> _Task_
The required answer is a copy of each line in the entries below that includes "their".

Component data from apps and pages
┄┄┄┄┄┄┄┄┄┄┄┄┄┄┄┄┄┄┄┄

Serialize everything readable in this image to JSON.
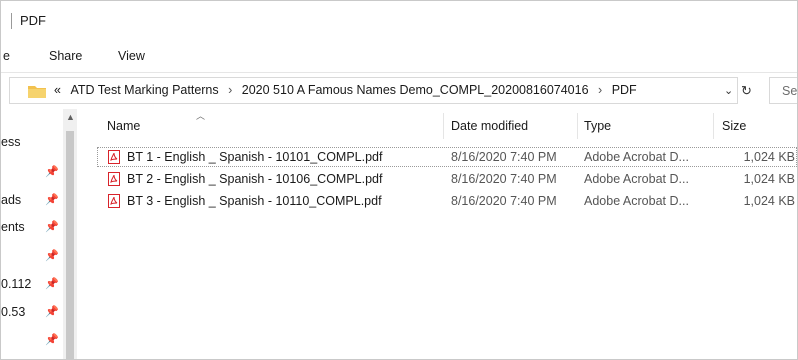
{
  "window": {
    "title": "PDF"
  },
  "ribbon": {
    "tabs": [
      "e",
      "Share",
      "View"
    ]
  },
  "address": {
    "prefix": "«",
    "crumbs": [
      "ATD Test Marking Patterns",
      "2020 510 A Famous Names Demo_COMPL_20200816074016",
      "PDF"
    ],
    "separator": "›",
    "dropdown": "⌄",
    "refresh": "↻",
    "search_placeholder": "Se"
  },
  "nav": {
    "items": [
      {
        "label": "ess",
        "pinned": false
      },
      {
        "label": "",
        "pinned": true
      },
      {
        "label": "ads",
        "pinned": true
      },
      {
        "label": "ents",
        "pinned": true
      },
      {
        "label": "",
        "pinned": true
      },
      {
        "label": "0.112",
        "pinned": true
      },
      {
        "label": "0.53",
        "pinned": true
      },
      {
        "label": "",
        "pinned": true
      }
    ]
  },
  "columns": {
    "name": "Name",
    "date": "Date modified",
    "type": "Type",
    "size": "Size"
  },
  "files": [
    {
      "name": "BT 1 - English _ Spanish - 10101_COMPL.pdf",
      "date": "8/16/2020 7:40 PM",
      "type": "Adobe Acrobat D...",
      "size": "1,024 KB",
      "selected": true
    },
    {
      "name": "BT 2 - English _ Spanish - 10106_COMPL.pdf",
      "date": "8/16/2020 7:40 PM",
      "type": "Adobe Acrobat D...",
      "size": "1,024 KB",
      "selected": false
    },
    {
      "name": "BT 3 - English _ Spanish - 10110_COMPL.pdf",
      "date": "8/16/2020 7:40 PM",
      "type": "Adobe Acrobat D...",
      "size": "1,024 KB",
      "selected": false
    }
  ],
  "colors": {
    "pdf_red": "#d8232a",
    "folder_yellow": "#f2c14e",
    "accent_blue": "#0063b1"
  }
}
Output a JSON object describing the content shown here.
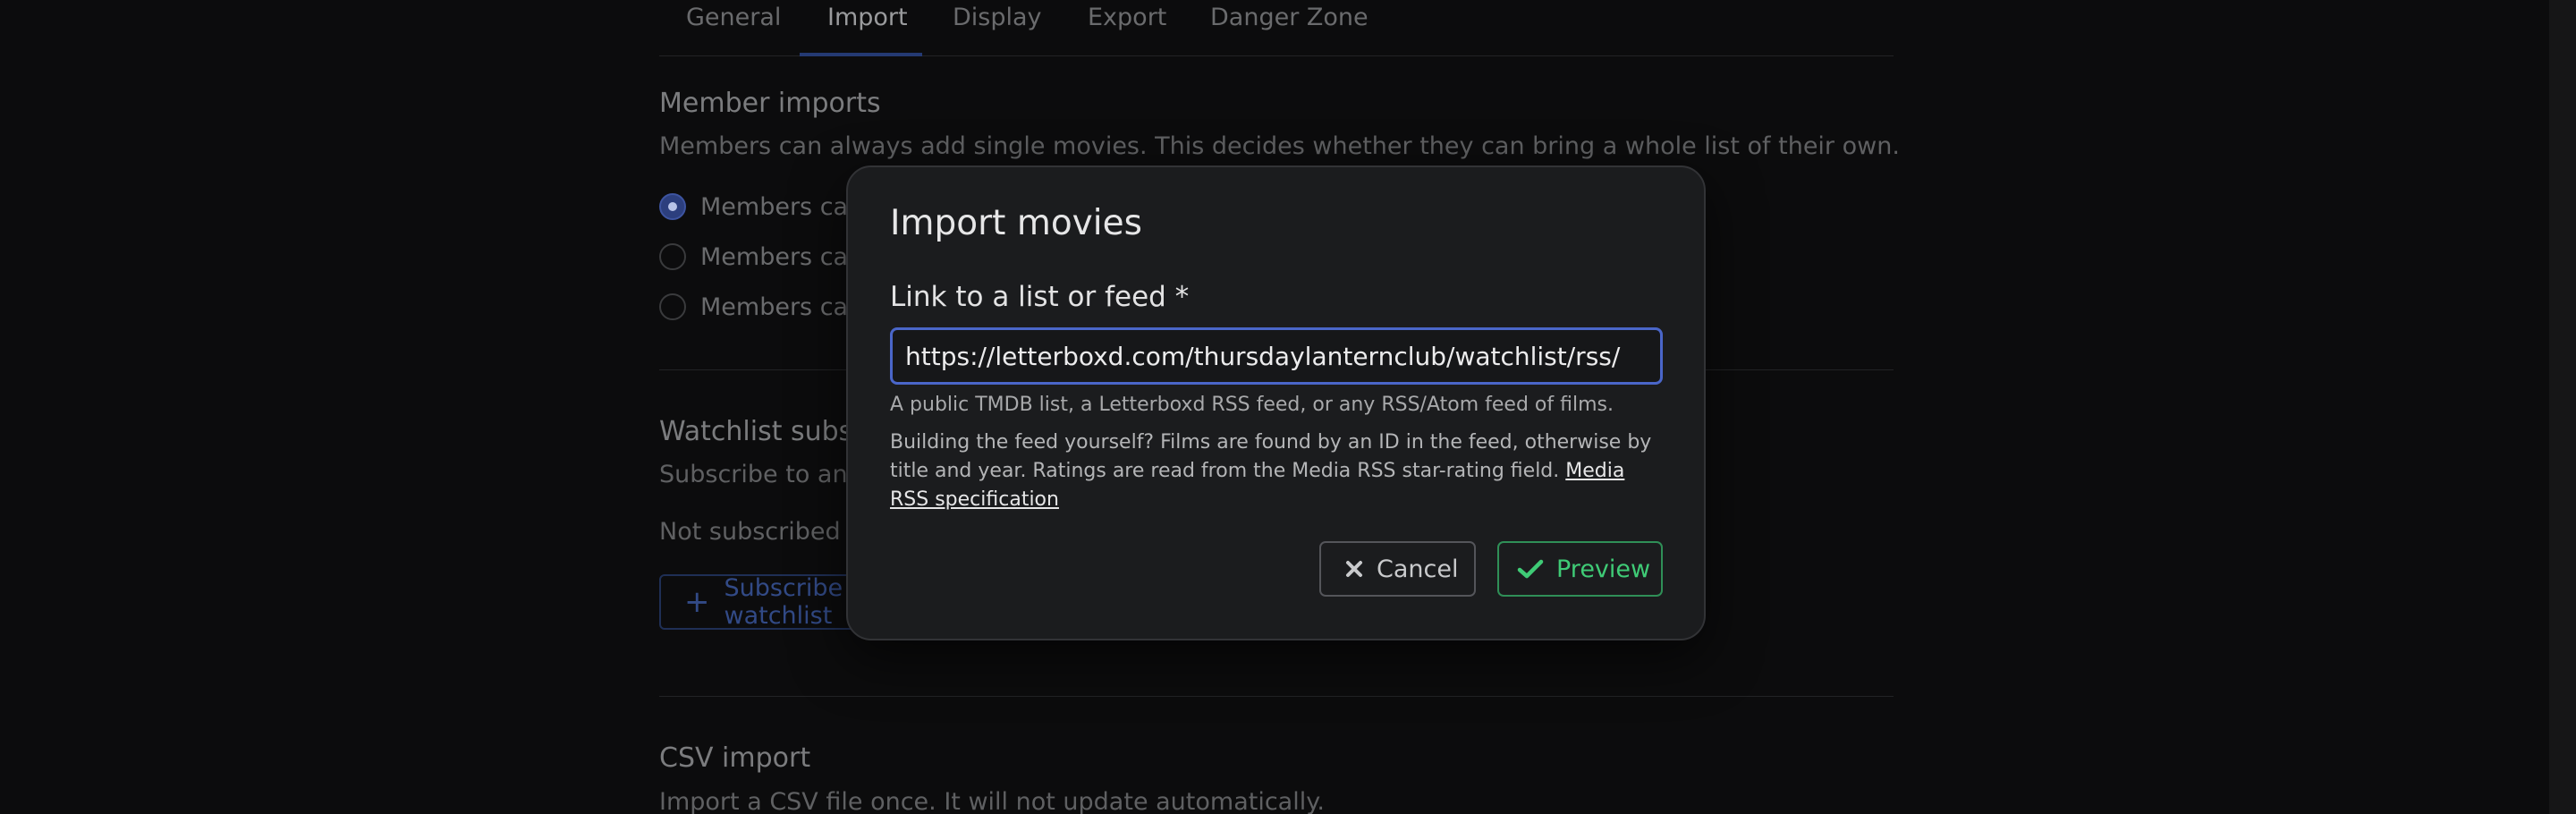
{
  "tabs": [
    {
      "label": "General"
    },
    {
      "label": "Import"
    },
    {
      "label": "Display"
    },
    {
      "label": "Export"
    },
    {
      "label": "Danger Zone"
    }
  ],
  "active_tab": "Import",
  "member_imports": {
    "title": "Member imports",
    "description": "Members can always add single movies. This decides whether they can bring a whole list of their own.",
    "options": [
      {
        "label": "Members can import their own lists and feeds",
        "checked": true
      },
      {
        "label": "Members can ask, and I approve each list",
        "checked": false
      },
      {
        "label": "Members cannot import lists",
        "checked": false
      }
    ]
  },
  "watchlist": {
    "title": "Watchlist subscriptions",
    "description": "Subscribe to another member's watchlist and new films will be added automatically.",
    "status": "Not subscribed to any watchlist yet.",
    "subscribe_label": "Subscribe to a watchlist"
  },
  "csv": {
    "title": "CSV import",
    "description": "Import a CSV file once. It will not update automatically."
  },
  "modal": {
    "title": "Import movies",
    "field_label": "Link to a list or feed *",
    "url_value": "https://letterboxd.com/thursdaylanternclub/watchlist/rss/",
    "help_short": "A public TMDB list, a Letterboxd RSS feed, or any RSS/Atom feed of films.",
    "help_long": "Building the feed yourself? Films are found by an ID in the feed, otherwise by title and year. Ratings are read from the Media RSS star-rating field. ",
    "help_link": "Media RSS specification",
    "cancel_label": "Cancel",
    "preview_label": "Preview"
  },
  "colors": {
    "accent": "#4a66c9",
    "success": "#3fcb76",
    "backdrop": "#0c0c0d"
  },
  "icons": {
    "cancel": "close-icon",
    "preview": "check-icon",
    "subscribe": "plus-icon"
  }
}
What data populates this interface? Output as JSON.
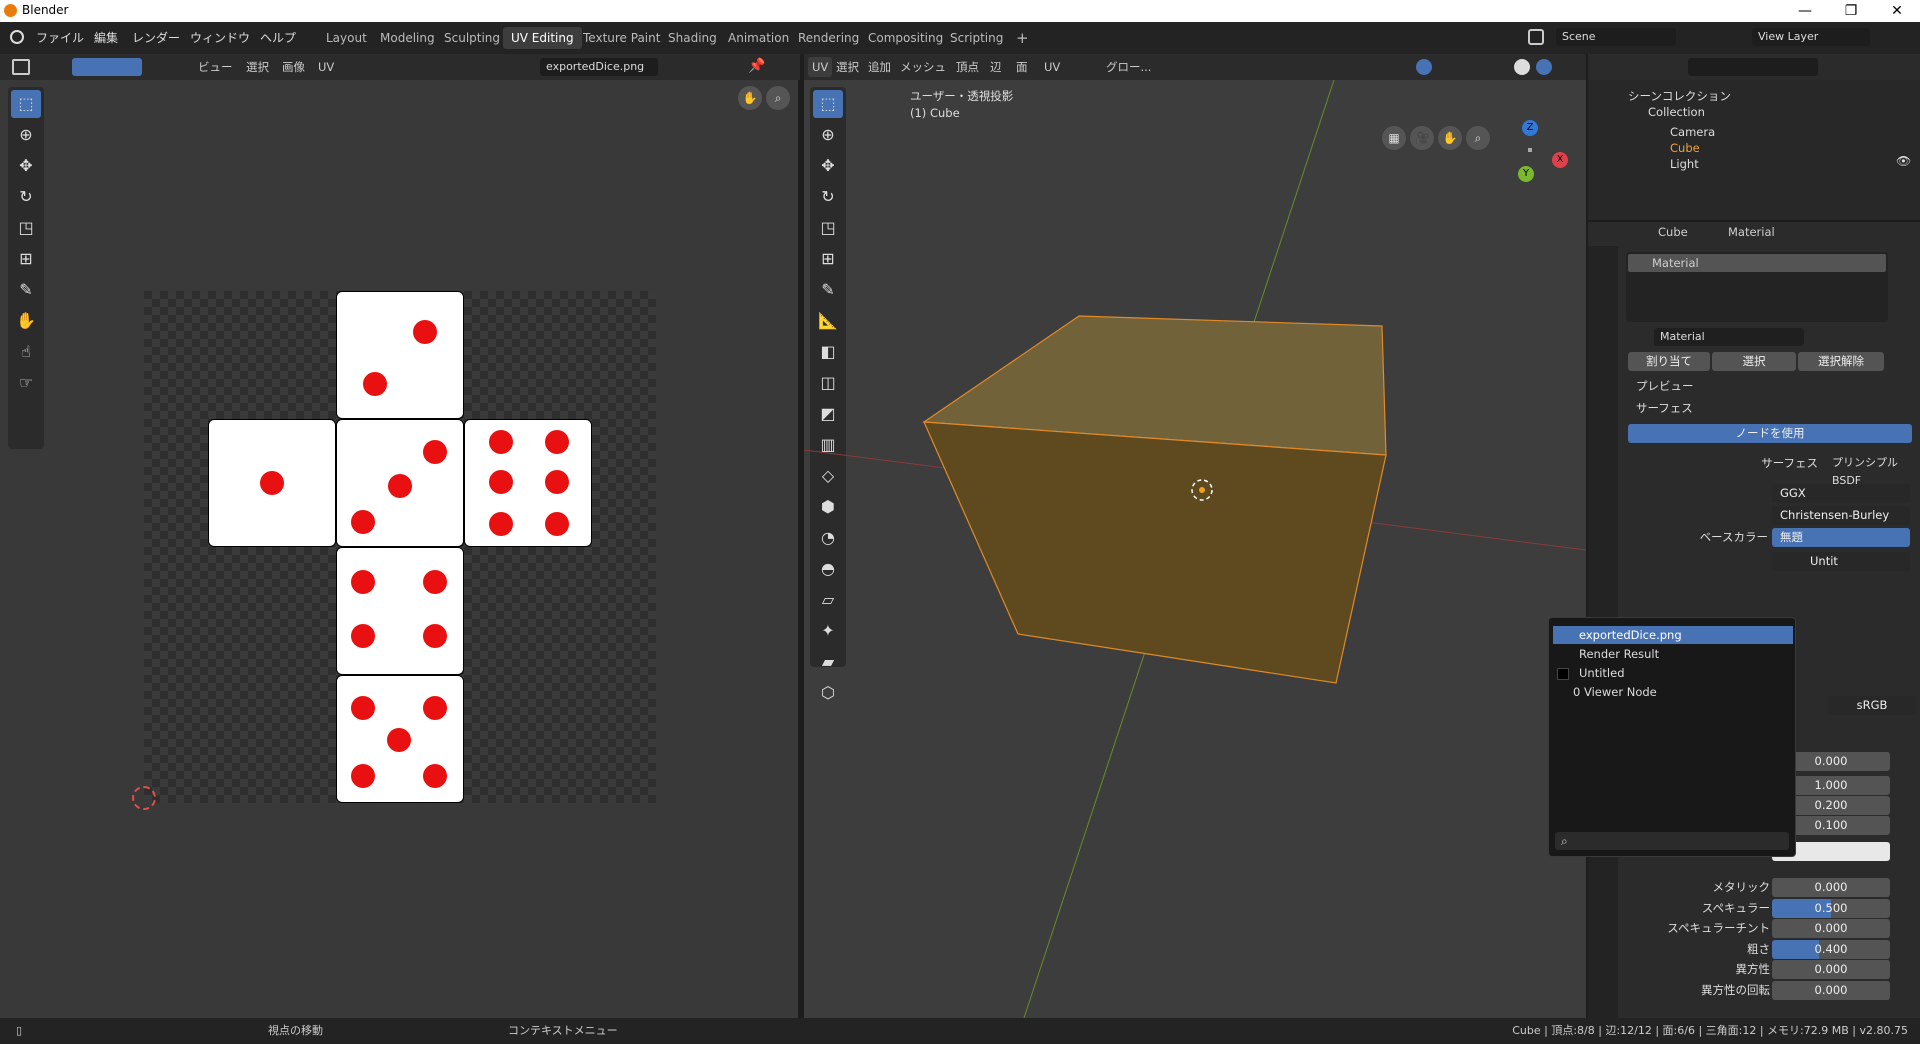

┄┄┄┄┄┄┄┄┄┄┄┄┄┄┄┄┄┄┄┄

> _Response area_
    "description": "Members can always add single movies. This decides whether they can bring a whole list of their own.",
        "label": "Members can import their own lists and feeds",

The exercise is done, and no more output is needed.